Nothing Is Quite Forgotten In Brooklyn
Harper, Sep 2008, $14.95
In 1989 fortyish Constance "Con" Tepper leaves her Philadelphia home to stay in her septuagenarian mom’s Brooklyn apartment to watch the cat while Gertrude visits her friend Marlene in Rochester. Con has always wondered about the friendship between the two women that apparently dates back to WW II when she persuaded Gert to invest in a black market scheme run by her mobster boyfriend. In Brooklyn, Con is angry and jealous of her teen daughter Joanna who is accompanying her dad Jerry on a historical visit to Fort Ticonderoga; Jerry has never invited her on one of his history tours in spite of their years of marriage. The real shocker is when Marlene callas to inform her Gert died and that she, not the deceased daughters, is executor of the estate.

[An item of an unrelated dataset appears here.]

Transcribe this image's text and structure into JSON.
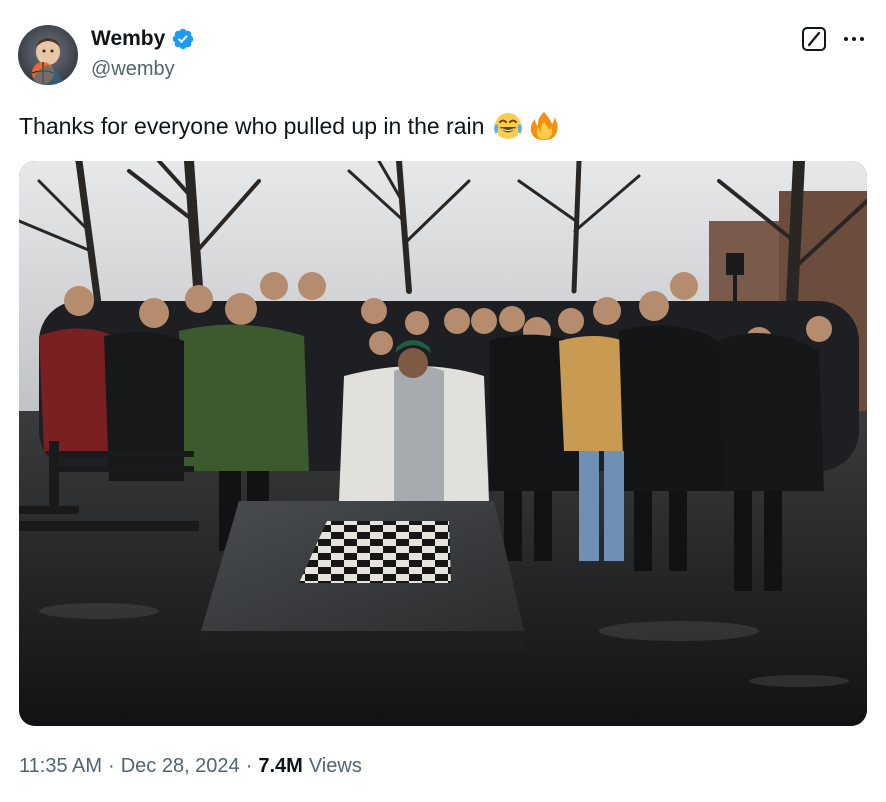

In 2003, a divorced Con lives in Brooklyn where she practices law. With Marlene, Jerry, Joanna and a friend coming at the same time to Brooklyn, Con looks back to 1989. However, it is Joanna who confronts Marlene over discrepancies in the account of Gert’s death and the legal aftermath.
Told in two interrelated novellas, this is an intriguing character study although there are too many subplots; some not fully developed. Each key protagonist is developed enough so that the audience sees their motivations and flaws. Fans will enjoy this look at the past as Joanna insures NOTHING IS QUITE FORGOTTEN IN BROOKLYN even when it occurred six decades ago.